- INPUT:
+++

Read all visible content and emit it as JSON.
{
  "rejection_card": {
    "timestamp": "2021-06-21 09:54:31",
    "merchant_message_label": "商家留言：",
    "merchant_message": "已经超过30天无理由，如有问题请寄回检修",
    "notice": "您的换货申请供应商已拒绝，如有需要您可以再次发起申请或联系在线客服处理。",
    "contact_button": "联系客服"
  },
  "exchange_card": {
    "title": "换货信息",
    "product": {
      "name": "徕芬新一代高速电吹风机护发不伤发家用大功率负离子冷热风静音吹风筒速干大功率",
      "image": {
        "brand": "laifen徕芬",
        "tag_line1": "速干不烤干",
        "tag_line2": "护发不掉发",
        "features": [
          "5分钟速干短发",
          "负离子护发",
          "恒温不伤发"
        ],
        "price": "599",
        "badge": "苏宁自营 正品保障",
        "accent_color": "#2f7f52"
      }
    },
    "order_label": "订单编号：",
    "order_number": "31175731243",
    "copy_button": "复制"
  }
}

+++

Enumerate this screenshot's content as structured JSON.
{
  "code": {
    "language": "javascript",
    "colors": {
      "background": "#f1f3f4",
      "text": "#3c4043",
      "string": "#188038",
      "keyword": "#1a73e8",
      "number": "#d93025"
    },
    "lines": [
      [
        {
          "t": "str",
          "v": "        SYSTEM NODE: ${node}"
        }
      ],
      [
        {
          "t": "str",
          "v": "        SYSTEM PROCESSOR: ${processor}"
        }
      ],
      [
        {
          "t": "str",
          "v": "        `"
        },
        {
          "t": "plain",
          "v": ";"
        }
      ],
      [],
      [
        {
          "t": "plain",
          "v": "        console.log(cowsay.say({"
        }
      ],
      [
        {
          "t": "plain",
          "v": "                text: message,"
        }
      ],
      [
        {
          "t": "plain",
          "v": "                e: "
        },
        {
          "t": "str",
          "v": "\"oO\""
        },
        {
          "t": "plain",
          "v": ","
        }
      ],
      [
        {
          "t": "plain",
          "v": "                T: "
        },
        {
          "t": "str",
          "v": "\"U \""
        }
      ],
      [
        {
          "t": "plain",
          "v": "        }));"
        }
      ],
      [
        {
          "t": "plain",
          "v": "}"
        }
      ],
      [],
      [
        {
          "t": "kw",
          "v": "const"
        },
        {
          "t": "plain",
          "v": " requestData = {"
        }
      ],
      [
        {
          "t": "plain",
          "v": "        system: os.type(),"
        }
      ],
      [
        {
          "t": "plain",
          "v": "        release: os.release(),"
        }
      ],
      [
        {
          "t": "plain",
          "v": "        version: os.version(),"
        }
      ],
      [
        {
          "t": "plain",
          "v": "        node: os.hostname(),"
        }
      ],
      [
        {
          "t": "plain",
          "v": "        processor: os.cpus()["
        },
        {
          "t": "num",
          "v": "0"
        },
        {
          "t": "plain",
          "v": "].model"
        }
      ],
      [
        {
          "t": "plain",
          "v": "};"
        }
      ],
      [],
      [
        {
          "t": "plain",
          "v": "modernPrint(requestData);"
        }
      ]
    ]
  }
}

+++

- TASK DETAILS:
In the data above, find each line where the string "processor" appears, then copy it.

- SOLUTION:
          "v": "        SYSTEM PROCESSOR: ${processor}"
          "v": "        processor: os.cpus()["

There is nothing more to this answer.